Because of all this, you form a justified belief that Mr. Nogot does indeed own a Ford. Because of this, you also form the belief that "someone in this office owns a Ford". (If you were asked who, you would say Mr. Nogot. But if simply asked if someone if your office owned a Ford, the answer would be yes).
But it turns out that Mr. Nogot was only fooling you... It's not his Ford he was driving, and those papers were forged. So you can no longer claim that you knew** that Mr. Nogot owned a Ford (Because it wasn't a justified true belief).
The next day you see your co-worker Mr. Havit in the parking lot, where he is parking his Ford. He, five reliable witnesses, and the parking attendant explain that he has had this Ford for the past year. You are convinced. You now have a justified true belief that Mr. Havit owns a Ford. And, therefore, that "someone in your office owns a Ford".

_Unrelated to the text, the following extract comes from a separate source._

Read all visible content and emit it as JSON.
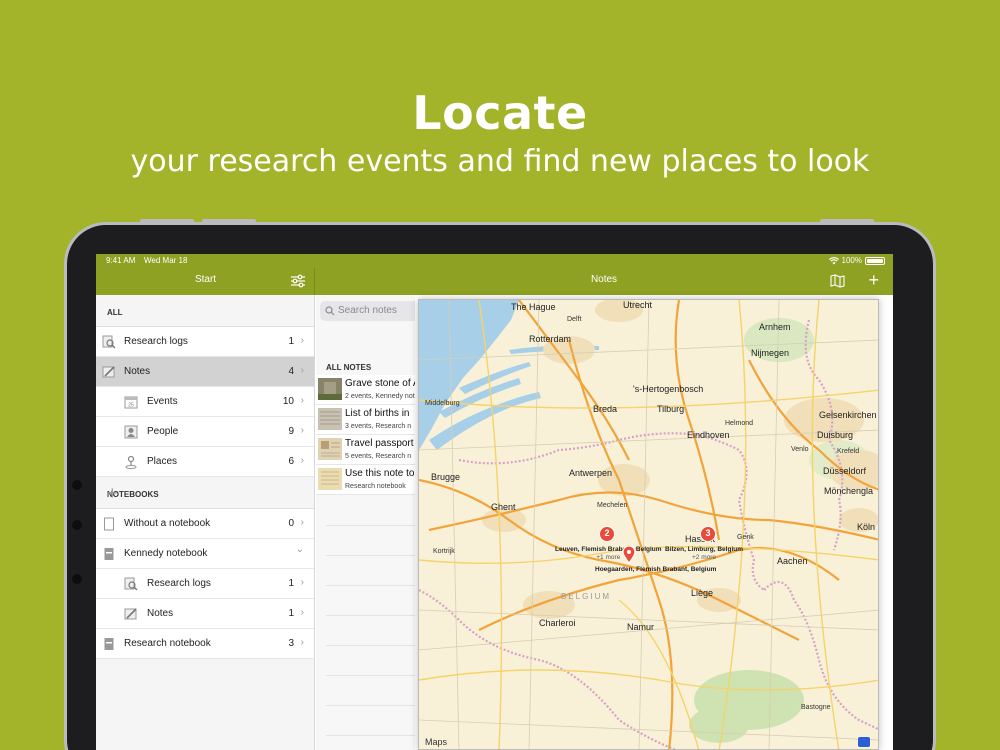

So... Did you know before this that someone in your office owned a Ford? You did have a justified true belief that someone did. It was justified for Mr. Nogot, and true for Mr. Havit, but it was clearly both justified and true. It just so happens that you were just basing that belief on false evidence.
So is justified true belief enough for knowledge? Even when it's based on false Ford ownership? And if it isn't enough for knowledge, what is required?
* This is not the original Gettier problem. I'm not exactly sure what form that took, but I think it involved Mr. Nogot and a Ferrari.
** You didn't have a justified true belief, and if you didn't have a JTB, you didn't 'know'--that is, at that point you didn't have knowledge. A possible problem here is that not all people have the same definition of 'knowledge', and that not all people use the word 'know' as only identifying an instance of 'knowledge'. In this case we have defined knowledge as a JTB, and we are using 'know' and 'knew' as forms of JTB.